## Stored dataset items
════════════════
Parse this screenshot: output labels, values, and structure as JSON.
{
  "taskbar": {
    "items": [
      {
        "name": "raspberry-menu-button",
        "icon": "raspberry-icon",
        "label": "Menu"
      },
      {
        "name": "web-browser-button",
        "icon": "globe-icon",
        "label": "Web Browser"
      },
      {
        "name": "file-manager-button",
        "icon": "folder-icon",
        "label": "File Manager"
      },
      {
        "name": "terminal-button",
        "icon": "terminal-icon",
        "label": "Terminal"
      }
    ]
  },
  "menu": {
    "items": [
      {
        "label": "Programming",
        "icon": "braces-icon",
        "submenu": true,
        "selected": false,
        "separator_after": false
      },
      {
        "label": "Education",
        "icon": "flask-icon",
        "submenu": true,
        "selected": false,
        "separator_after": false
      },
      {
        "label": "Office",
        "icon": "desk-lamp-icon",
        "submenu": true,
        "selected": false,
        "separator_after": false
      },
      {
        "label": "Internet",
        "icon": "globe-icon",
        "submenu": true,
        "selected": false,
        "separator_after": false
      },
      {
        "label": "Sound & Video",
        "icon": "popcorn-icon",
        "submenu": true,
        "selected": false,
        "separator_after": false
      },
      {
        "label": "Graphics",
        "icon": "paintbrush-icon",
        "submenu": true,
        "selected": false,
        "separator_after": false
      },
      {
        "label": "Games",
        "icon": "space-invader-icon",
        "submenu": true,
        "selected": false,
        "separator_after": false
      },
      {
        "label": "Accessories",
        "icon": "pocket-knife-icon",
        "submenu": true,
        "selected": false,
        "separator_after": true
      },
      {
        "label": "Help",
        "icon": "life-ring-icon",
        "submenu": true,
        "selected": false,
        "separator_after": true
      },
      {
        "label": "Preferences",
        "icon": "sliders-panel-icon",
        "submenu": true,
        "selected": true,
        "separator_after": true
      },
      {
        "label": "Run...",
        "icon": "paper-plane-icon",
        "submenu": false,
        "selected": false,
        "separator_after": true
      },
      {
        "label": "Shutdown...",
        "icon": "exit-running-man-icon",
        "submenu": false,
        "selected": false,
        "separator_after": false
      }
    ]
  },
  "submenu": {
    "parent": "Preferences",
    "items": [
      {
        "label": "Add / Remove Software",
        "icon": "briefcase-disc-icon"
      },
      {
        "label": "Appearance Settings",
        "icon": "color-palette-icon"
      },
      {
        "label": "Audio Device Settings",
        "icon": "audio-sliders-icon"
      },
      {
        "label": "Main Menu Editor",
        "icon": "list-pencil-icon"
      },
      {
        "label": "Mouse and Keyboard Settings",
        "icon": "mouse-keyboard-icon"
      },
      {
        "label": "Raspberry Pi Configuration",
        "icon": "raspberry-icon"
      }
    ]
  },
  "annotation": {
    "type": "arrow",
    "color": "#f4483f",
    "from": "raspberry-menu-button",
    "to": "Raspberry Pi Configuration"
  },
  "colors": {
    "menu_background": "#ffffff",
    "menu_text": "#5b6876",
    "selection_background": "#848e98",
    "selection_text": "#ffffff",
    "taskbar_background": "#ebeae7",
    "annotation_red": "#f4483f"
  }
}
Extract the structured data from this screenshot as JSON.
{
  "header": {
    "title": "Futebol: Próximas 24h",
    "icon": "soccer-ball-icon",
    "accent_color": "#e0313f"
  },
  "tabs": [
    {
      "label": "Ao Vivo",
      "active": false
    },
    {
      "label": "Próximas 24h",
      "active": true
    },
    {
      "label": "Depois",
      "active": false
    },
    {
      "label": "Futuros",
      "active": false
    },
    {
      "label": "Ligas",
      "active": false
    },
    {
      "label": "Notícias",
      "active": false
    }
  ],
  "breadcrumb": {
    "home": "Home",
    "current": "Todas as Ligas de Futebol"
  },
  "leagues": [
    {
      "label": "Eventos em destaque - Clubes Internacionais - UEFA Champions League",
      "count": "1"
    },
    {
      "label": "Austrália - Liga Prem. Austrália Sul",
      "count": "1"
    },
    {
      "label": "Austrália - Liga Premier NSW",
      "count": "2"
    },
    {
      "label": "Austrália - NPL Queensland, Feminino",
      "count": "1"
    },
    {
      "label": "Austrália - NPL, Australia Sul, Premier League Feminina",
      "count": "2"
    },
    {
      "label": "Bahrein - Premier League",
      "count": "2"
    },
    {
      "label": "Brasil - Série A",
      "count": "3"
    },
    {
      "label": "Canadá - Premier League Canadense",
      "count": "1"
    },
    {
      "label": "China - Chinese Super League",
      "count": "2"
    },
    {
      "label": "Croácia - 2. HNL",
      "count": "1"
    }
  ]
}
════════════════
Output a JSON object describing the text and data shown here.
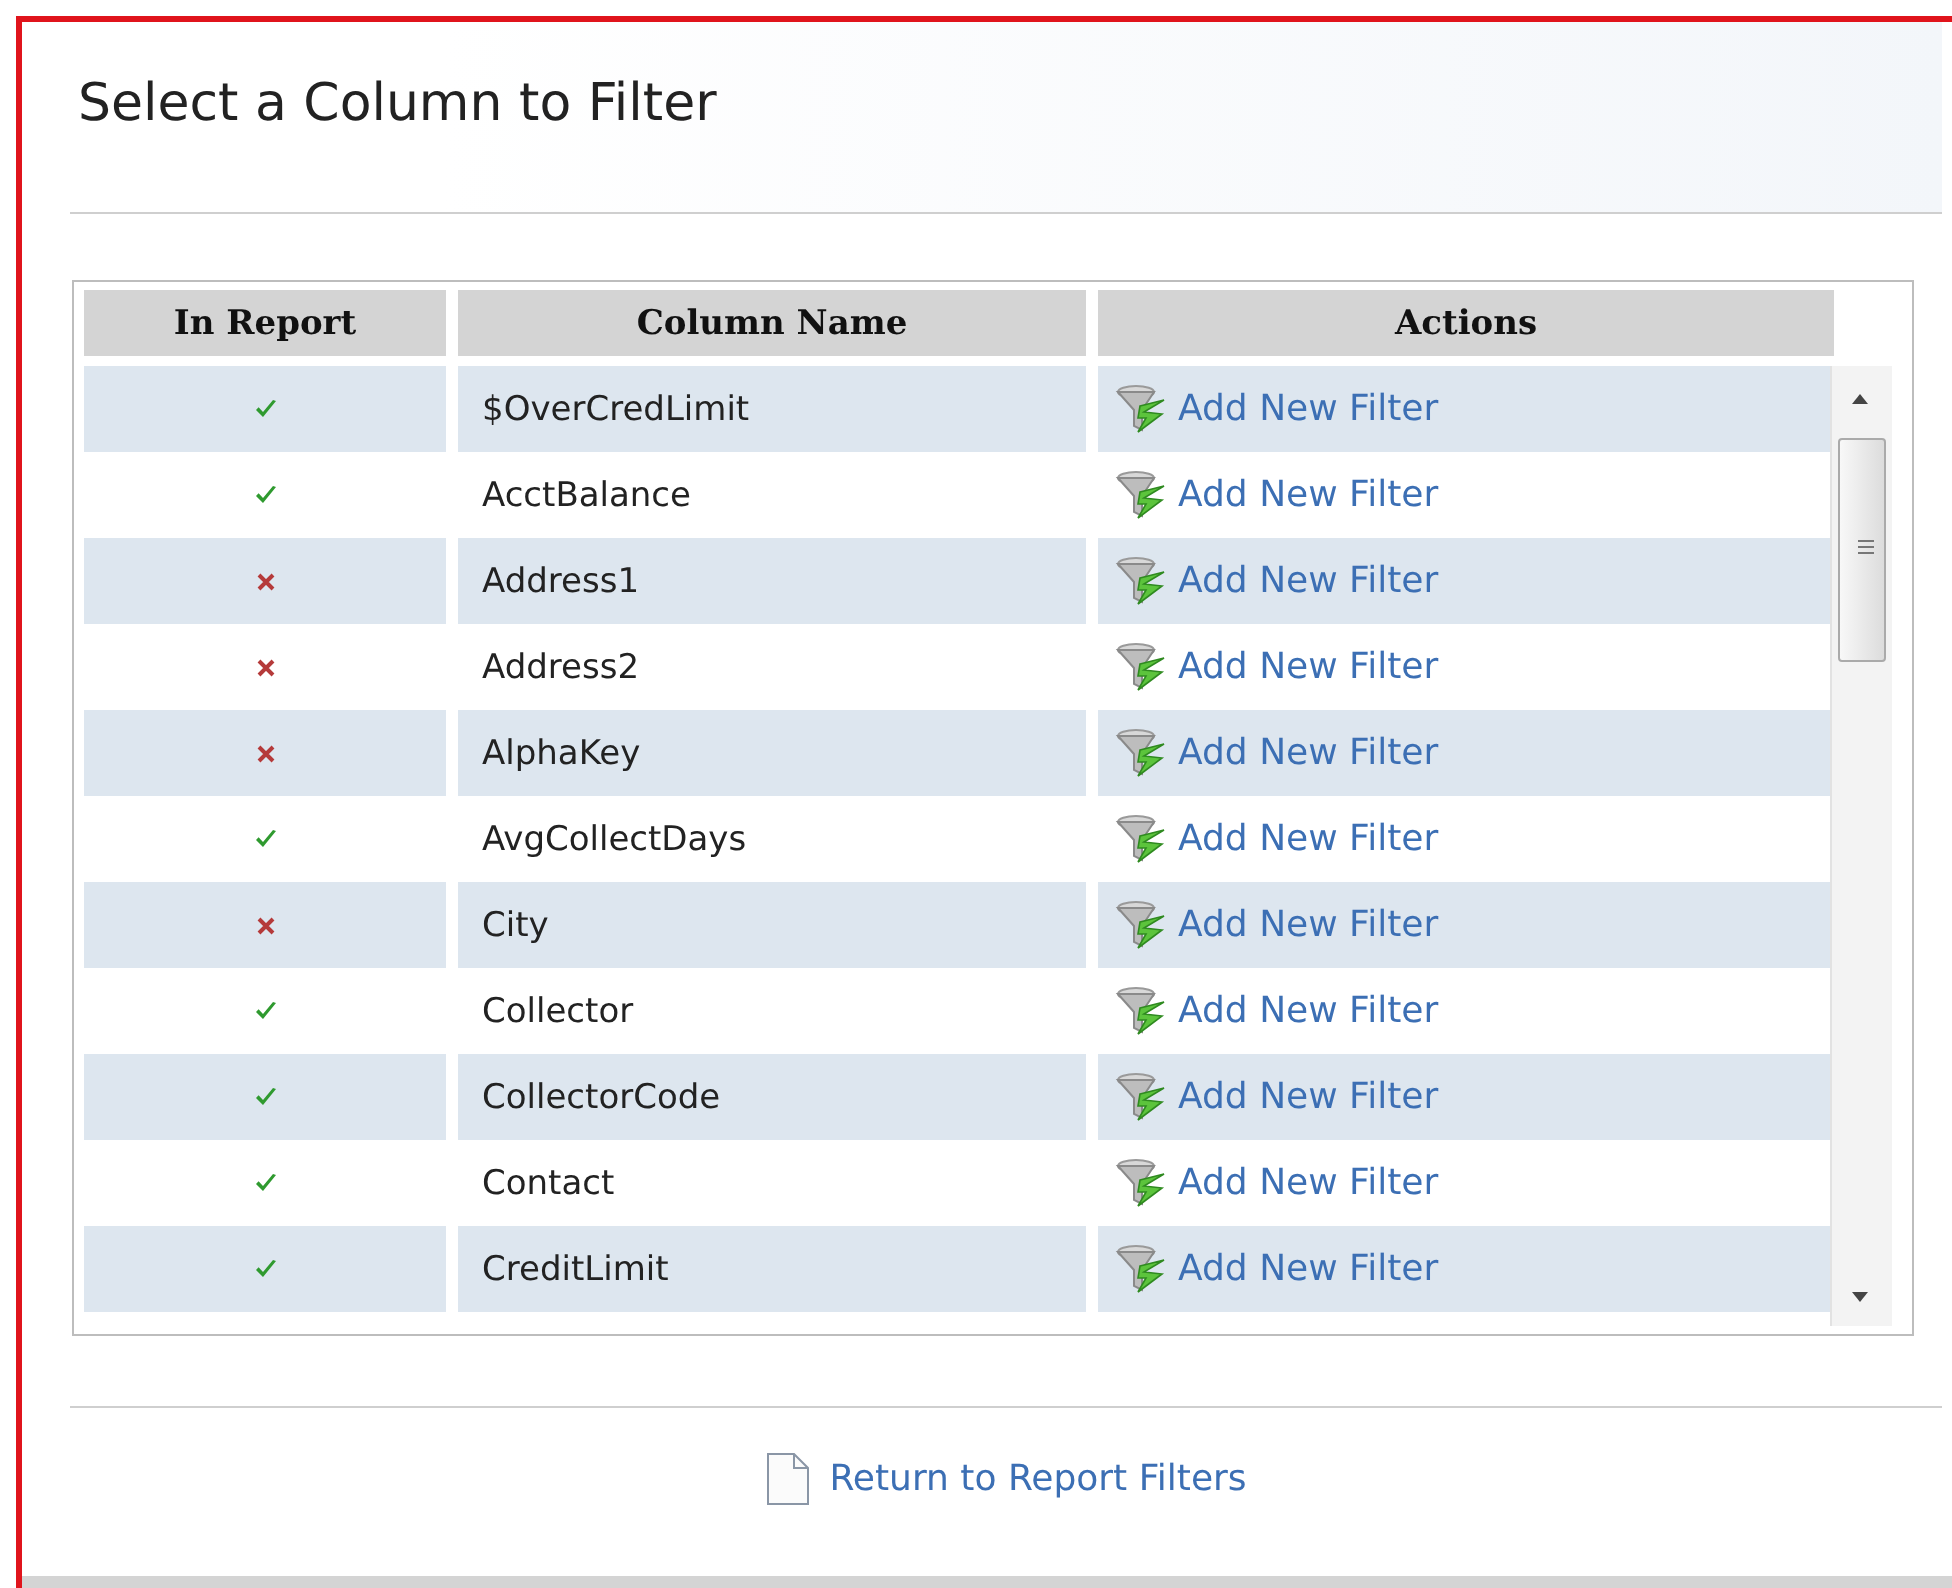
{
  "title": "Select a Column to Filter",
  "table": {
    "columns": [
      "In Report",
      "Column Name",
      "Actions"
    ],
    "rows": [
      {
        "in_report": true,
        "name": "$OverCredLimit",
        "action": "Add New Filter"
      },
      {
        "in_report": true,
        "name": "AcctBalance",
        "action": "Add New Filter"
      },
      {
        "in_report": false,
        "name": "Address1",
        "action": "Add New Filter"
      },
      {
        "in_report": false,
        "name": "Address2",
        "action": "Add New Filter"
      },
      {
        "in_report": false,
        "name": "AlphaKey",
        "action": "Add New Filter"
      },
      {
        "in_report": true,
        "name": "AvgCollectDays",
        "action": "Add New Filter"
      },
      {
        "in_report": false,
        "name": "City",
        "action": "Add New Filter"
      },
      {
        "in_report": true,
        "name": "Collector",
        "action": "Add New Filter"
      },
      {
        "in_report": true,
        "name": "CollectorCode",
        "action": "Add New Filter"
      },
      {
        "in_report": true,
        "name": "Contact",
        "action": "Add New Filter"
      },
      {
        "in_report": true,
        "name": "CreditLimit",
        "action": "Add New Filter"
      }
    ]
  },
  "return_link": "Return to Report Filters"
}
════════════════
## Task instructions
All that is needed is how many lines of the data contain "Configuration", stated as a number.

## Written solution
2